- Task to complete: Look through the lines below and extract each one that contains "JSON".

........

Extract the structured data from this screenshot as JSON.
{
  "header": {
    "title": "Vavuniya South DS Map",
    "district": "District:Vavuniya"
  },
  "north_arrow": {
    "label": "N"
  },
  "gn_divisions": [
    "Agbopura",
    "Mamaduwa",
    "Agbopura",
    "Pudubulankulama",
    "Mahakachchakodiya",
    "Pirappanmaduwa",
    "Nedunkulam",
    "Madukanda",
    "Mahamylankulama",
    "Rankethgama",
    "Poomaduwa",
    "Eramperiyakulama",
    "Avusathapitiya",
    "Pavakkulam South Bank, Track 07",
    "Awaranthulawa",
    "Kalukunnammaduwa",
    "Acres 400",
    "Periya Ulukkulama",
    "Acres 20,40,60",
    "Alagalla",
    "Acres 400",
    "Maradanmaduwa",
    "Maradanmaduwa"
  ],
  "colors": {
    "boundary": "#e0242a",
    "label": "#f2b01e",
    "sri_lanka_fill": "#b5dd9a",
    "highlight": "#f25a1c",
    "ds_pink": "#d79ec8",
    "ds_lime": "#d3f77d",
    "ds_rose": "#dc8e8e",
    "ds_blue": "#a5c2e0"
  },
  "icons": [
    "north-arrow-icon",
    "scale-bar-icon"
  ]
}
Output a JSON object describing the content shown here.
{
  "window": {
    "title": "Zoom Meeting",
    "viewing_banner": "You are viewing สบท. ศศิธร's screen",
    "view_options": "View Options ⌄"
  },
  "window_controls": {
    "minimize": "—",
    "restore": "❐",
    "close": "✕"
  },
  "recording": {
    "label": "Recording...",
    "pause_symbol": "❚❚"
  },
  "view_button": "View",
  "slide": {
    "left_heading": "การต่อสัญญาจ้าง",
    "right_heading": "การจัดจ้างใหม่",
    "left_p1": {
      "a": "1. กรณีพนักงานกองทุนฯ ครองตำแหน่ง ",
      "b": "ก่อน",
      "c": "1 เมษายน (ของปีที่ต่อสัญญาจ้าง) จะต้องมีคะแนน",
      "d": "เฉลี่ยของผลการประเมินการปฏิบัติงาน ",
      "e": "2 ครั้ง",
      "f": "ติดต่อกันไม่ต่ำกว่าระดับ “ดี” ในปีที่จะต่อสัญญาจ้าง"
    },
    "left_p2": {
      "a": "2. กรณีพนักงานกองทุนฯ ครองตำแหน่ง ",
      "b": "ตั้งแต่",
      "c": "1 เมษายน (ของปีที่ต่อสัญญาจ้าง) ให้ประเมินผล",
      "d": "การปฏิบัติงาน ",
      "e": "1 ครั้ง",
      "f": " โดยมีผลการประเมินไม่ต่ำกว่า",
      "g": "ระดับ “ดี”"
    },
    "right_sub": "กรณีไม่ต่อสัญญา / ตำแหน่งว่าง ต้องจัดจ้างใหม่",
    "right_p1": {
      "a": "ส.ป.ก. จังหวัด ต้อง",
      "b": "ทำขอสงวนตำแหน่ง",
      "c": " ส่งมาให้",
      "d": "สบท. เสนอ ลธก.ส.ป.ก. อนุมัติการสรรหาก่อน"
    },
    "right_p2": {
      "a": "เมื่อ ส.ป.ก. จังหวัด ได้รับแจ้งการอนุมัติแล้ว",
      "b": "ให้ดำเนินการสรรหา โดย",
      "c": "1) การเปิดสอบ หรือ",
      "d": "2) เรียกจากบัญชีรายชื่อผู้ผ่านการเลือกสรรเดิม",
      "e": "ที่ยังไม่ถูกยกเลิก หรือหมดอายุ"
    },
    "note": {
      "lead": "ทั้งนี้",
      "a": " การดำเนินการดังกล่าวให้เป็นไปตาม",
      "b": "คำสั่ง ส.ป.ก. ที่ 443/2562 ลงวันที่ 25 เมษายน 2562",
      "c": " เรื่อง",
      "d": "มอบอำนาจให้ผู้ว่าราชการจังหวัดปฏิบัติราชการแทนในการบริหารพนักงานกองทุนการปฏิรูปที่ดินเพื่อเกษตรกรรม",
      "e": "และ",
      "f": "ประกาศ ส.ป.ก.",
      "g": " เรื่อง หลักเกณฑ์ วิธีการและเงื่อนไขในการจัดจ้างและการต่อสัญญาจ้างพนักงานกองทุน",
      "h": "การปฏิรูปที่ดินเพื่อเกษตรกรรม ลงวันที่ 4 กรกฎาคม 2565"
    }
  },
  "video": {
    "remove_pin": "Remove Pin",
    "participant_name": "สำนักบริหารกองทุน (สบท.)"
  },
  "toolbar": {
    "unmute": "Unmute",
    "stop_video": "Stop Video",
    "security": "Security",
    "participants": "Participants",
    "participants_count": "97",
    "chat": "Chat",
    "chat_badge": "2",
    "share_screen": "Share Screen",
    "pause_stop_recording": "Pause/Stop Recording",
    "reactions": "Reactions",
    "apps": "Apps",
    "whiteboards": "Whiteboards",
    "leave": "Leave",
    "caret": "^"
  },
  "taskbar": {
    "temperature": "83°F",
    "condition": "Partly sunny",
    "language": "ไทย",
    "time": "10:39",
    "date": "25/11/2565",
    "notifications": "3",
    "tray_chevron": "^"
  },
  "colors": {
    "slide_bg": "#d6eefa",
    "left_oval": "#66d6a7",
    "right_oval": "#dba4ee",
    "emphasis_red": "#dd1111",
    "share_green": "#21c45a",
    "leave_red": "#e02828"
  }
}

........

- Task output:
Extract the structured data from this screenshot as JSON.
Output a JSON object describing the content shown here.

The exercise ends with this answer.